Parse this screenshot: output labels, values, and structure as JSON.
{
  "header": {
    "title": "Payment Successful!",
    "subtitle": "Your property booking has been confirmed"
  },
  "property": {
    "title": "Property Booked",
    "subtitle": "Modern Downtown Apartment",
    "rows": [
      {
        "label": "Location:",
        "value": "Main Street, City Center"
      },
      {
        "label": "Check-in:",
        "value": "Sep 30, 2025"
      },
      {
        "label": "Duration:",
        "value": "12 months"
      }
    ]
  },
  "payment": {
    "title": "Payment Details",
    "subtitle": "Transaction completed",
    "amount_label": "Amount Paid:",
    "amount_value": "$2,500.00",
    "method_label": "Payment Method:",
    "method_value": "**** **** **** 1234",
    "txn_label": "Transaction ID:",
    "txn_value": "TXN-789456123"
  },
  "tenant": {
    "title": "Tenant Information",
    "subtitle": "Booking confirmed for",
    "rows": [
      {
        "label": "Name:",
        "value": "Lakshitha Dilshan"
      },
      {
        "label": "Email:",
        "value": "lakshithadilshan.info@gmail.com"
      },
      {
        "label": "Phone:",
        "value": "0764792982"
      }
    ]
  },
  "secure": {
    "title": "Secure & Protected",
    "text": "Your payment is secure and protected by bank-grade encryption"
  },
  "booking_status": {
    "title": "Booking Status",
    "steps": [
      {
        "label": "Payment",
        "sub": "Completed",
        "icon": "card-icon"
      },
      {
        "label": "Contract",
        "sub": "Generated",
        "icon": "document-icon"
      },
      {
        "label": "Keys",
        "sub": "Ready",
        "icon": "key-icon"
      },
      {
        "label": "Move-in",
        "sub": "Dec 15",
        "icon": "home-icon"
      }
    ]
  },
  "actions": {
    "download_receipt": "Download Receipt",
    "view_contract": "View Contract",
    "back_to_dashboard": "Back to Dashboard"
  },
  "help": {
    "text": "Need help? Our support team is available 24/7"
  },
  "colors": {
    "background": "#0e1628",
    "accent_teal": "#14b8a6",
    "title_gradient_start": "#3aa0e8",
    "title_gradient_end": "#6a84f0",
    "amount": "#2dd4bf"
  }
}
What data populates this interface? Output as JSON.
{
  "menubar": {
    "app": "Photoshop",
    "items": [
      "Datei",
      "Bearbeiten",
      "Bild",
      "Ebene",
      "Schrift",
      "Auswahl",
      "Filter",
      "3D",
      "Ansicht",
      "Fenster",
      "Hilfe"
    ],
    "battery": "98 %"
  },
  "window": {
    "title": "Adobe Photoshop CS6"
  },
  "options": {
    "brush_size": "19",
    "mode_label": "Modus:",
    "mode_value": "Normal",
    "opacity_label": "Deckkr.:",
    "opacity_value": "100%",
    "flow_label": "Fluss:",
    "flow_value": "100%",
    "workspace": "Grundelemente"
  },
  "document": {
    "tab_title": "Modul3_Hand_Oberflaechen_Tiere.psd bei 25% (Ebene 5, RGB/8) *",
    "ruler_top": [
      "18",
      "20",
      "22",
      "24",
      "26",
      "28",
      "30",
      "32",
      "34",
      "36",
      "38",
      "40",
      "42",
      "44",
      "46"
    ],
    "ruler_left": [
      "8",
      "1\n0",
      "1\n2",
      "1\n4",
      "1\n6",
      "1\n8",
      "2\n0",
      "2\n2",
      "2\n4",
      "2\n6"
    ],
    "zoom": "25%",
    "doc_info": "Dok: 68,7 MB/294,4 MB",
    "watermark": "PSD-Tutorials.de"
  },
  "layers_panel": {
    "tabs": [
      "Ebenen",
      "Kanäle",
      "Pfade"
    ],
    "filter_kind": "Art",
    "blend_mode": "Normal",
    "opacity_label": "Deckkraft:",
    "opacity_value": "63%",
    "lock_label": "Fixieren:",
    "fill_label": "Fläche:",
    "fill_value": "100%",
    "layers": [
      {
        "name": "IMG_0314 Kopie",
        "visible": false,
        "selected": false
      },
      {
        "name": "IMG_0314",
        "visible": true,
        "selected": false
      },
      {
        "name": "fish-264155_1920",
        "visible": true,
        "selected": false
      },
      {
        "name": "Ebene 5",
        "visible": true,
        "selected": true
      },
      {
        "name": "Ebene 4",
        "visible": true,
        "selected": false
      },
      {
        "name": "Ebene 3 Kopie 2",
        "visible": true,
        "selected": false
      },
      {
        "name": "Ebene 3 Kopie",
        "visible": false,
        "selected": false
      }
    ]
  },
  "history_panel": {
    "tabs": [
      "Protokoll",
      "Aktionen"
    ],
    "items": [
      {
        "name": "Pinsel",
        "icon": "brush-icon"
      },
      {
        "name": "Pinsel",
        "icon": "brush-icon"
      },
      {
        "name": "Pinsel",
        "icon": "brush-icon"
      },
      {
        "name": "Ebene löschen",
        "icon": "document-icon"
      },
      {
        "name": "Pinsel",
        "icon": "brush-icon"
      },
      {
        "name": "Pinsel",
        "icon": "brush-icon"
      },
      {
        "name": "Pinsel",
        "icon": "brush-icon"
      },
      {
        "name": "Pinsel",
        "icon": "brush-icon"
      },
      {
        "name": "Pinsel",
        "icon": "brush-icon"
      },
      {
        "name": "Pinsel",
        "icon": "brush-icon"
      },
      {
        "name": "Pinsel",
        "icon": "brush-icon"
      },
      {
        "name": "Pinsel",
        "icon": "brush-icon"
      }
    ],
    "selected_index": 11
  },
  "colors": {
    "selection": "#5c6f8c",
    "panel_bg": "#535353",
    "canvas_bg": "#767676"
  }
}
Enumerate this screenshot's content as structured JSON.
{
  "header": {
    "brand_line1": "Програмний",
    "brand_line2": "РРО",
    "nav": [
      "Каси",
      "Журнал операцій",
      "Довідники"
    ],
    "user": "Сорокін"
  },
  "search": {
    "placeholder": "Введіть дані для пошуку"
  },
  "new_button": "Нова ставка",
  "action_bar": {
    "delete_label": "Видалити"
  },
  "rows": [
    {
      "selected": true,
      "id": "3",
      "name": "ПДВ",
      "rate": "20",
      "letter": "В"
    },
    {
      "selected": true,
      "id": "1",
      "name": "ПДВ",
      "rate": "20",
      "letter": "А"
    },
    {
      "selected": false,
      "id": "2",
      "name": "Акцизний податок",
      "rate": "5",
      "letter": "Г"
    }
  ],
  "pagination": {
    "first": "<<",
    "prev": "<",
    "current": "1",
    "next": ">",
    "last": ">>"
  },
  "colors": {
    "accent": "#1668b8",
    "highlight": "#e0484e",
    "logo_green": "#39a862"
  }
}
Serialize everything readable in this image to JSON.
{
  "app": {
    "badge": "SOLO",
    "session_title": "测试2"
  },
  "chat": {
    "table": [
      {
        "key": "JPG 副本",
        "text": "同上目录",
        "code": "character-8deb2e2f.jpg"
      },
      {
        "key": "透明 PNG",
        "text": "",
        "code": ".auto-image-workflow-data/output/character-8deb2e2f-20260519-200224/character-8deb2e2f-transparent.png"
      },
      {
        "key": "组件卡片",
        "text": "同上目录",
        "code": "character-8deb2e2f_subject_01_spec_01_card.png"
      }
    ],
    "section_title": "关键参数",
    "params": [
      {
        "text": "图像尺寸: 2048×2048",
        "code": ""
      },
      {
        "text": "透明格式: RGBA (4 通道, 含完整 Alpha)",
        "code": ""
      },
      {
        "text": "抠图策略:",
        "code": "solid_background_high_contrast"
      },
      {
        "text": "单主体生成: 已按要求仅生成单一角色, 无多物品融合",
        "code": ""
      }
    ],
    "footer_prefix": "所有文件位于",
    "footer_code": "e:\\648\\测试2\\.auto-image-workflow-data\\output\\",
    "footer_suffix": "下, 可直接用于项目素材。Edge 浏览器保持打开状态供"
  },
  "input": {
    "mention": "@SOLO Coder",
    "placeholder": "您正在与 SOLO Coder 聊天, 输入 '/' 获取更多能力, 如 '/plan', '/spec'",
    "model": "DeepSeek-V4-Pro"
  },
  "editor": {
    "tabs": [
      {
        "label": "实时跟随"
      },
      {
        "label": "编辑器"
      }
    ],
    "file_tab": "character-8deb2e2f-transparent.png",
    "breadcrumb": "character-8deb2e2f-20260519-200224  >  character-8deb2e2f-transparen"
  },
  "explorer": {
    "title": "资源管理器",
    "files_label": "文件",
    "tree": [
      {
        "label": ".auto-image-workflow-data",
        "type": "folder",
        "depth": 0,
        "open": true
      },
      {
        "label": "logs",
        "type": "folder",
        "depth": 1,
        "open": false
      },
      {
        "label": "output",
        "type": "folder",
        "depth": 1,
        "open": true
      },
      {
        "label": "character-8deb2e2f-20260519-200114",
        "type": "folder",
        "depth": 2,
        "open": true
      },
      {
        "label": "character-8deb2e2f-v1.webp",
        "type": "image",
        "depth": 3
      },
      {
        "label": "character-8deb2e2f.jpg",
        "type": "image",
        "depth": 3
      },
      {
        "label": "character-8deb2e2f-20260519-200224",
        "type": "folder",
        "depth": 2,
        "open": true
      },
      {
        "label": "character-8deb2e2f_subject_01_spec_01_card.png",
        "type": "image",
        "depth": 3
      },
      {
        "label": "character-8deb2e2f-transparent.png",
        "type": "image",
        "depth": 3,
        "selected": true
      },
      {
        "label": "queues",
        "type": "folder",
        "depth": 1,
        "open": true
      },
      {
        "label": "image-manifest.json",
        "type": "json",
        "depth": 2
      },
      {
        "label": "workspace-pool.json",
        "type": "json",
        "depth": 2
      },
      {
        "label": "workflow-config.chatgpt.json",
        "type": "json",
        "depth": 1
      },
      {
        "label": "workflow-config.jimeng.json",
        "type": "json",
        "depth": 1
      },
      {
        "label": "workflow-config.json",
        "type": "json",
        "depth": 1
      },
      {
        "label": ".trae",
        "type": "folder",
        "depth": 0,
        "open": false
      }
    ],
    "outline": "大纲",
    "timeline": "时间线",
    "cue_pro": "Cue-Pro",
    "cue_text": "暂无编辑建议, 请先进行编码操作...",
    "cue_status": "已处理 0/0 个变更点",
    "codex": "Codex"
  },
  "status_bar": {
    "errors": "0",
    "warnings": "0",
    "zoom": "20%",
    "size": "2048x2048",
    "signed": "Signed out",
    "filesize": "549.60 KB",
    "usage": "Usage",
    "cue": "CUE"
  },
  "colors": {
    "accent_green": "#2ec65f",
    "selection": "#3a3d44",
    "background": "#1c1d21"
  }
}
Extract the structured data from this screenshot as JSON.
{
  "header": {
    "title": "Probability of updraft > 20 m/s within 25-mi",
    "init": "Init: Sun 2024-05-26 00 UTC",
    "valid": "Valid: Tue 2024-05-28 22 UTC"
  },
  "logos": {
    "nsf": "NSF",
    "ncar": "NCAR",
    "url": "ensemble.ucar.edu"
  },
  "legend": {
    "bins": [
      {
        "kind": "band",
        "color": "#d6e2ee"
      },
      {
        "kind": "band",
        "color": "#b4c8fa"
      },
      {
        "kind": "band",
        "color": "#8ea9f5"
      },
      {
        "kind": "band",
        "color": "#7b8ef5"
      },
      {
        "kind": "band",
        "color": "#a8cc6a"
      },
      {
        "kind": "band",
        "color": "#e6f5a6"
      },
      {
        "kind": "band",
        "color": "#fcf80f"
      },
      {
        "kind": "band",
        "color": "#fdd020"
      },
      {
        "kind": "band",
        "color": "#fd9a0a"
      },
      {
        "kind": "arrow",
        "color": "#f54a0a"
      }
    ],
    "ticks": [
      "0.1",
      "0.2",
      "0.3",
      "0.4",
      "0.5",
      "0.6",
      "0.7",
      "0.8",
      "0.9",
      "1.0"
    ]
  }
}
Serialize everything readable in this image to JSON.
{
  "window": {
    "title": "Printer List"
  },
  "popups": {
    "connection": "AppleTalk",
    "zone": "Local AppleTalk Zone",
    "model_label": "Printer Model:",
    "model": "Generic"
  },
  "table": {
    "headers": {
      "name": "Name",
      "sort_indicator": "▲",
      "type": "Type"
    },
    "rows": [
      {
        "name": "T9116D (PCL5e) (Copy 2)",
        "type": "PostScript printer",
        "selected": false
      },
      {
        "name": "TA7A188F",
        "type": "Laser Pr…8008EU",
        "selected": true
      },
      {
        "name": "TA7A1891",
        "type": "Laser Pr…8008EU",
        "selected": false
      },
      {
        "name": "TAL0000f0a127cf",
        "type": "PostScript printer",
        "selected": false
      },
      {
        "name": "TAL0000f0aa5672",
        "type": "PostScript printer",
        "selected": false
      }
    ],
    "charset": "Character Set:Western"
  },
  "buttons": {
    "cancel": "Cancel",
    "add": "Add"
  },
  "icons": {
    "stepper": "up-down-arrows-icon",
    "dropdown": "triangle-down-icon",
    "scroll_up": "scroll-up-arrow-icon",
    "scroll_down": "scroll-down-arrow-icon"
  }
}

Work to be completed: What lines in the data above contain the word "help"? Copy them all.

Response to this task:
  "help": {
    "text": "Need help? Our support team is available 24/7"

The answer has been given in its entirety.